National Poetry Month begins today, and the Harris County Law Library is celebrating! Each Friday throughout the month of April, the Library will feature a poem or other legal verse here on Ex Libris Juris. With only five Fridays in the month, we can’t possibly represent the full range of creativity and expression of those lawyers, judges, and other “bards of the bar” who have bravely taken up the pen. Hopefully, the small sample of odes, elegies, ballads, haikus, limericks, and puns featured here will whet your appetite for more of this clever writing, examples of which are currently on display in the Library lobby.
Today’s poem, excerpted below, is “The Calf-Path.” This selection was written by Sam Walter Foss, a 19th century librarian and “newspaper poet” whose writing was a mixture of homespun wisdom and gentle moralizing. Written as a cautionary tale, “The Calf-Path” warns against the folly of blindly following an established rule or pattern. When applied to the law, this message takes on a new meaning, almost chiding those who follow legal precedent. Instead of treading the same worn calf-path, Foss, it seems, prefers “The Road Not Taken,” but without authority, custom, and precedent, the institution of law as we know it would collapse.
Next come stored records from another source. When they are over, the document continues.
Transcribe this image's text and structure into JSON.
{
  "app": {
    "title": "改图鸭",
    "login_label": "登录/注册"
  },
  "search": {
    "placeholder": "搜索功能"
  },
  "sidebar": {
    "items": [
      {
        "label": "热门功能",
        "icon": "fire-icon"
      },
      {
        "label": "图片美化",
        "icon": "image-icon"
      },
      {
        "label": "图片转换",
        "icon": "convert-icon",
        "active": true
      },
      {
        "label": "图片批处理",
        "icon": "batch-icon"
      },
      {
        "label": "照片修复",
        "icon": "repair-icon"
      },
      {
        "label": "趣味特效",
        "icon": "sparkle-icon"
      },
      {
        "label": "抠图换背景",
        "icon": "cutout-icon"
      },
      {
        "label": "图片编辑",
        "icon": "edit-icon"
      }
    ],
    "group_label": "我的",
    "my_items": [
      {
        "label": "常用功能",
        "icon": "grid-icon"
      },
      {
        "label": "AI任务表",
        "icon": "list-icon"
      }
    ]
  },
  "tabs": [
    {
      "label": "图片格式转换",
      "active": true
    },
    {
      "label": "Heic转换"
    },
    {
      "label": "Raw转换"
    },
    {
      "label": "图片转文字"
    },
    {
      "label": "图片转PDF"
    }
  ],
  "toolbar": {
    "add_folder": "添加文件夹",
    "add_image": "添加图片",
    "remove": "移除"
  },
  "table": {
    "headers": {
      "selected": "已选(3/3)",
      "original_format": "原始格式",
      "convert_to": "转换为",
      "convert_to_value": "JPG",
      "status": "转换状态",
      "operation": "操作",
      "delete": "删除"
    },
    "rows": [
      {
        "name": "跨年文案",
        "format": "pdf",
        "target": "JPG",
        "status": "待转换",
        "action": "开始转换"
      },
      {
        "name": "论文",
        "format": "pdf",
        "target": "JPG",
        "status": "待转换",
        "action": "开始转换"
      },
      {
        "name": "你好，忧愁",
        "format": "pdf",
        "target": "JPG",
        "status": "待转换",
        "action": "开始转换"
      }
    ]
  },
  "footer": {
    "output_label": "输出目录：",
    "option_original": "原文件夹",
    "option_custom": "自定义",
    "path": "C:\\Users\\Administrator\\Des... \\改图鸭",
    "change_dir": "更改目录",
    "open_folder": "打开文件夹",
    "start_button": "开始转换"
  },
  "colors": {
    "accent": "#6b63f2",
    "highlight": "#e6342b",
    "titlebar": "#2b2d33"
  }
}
Within a system built on such strong tradition, the common law model seemingly leaves little room for creativity or innovation, but the armchair poets of the bench and bar would undoubtedly disagree. Examples of judicial humor, imagination, and eloquence are plentiful, and much has been written on the subject. Volume 1 (1926) of the Notre Dame Law Review featured an article called “Law and Poetry,” as did the Roger Williams University Law Review in 2006. Also in 2006, the Legal Studies Forum dedicated an entire issue to the subject, anthologizing the poetry of amateur writers trained in the discipline of law.
Judicial opinions written as poems have a rich tradition as well, along with the accompanying commentary on the appropriateness of using humor and creativity in this way. Widener University Commonwealth Law School published an article on “The Propriety of Poetry in Judicial Opinions” and, the International Journal for the Semiotics of Law addressed the debate in “Poetic Justice: An Interpretation of Lawyers’ Reactions to Verse Judgments.” The jury may be out on whether or not poetic judicial opinions befit the court’s dignified and serious reputation, but the Law Library staff hopes you will agree that, during National Poetry Month, legal poetry in all forms is worth celebrating!
Precedents or The Calf-Path (excerpt)
One day through the primeval wood
A calf walked home as good calves should;
But made a trail all bent askew,
A crooked trail as all calves do.
Since then three hundred years have fled,
And I infer the calf is dead.
But still he left behind his trail,
And thereby hangs my moral tale.
Published as “Precedents” in Justice and the Law: An Anthology of Legal Poetry and Verse (on exhibit)